Assignment
Pictures are to be left out, and every entry repeated exactly.

++++ Provided records ++++

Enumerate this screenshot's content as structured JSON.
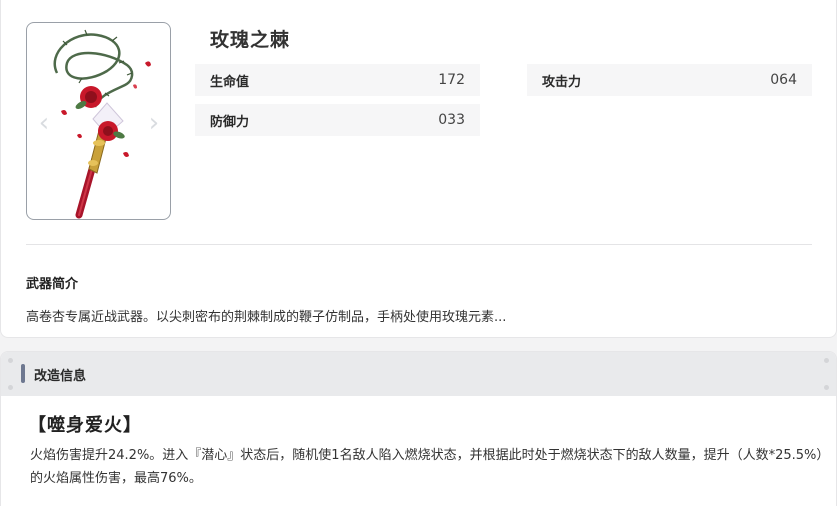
{
  "weapon": {
    "name": "玫瑰之棘",
    "image_icon": "rose-thorn-whip-icon",
    "nav_prev_icon": "‹",
    "nav_next_icon": "›",
    "stats": {
      "hp_label": "生命值",
      "hp_value": "172",
      "atk_label": "攻击力",
      "atk_value": "064",
      "def_label": "防御力",
      "def_value": "033"
    },
    "intro_title": "武器简介",
    "intro_text": "高卷杏专属近战武器。以尖刺密布的荆棘制成的鞭子仿制品，手柄处使用玫瑰元素..."
  },
  "refine": {
    "header": "改造信息",
    "effect_name": "【噬身爱火】",
    "effect_desc": "火焰伤害提升24.2%。进入『潜心』状态后，随机使1名敌人陷入燃烧状态，并根据此时处于燃烧状态下的敌人数量，提升（人数*25.5%）的火焰属性伤害，最高76%。"
  },
  "colors": {
    "accent_bar": "#6e7890",
    "rose_red": "#c8182a",
    "gold": "#c9a13a"
  }
}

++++

Response
Enumerate this screenshot's content as structured JSON.
{
  "weapon": {
    "name": "玫瑰之棘",
    "image_icon": "rose-thorn-whip-icon",
    "nav_prev_icon": "‹",
    "nav_next_icon": "›",
    "stats": {
      "hp_label": "生命值",
      "hp_value": "172",
      "atk_label": "攻击力",
      "atk_value": "064",
      "def_label": "防御力",
      "def_value": "033"
    },
    "intro_title": "武器简介",
    "intro_text": "高卷杏专属近战武器。以尖刺密布的荆棘制成的鞭子仿制品，手柄处使用玫瑰元素..."
  },
  "refine": {
    "header": "改造信息",
    "effect_name": "【噬身爱火】",
    "effect_desc": "火焰伤害提升24.2%。进入『潜心』状态后，随机使1名敌人陷入燃烧状态，并根据此时处于燃烧状态下的敌人数量，提升（人数*25.5%）的火焰属性伤害，最高76%。"
  },
  "colors": {
    "accent_bar": "#6e7890",
    "rose_red": "#c8182a",
    "gold": "#c9a13a"
  }
}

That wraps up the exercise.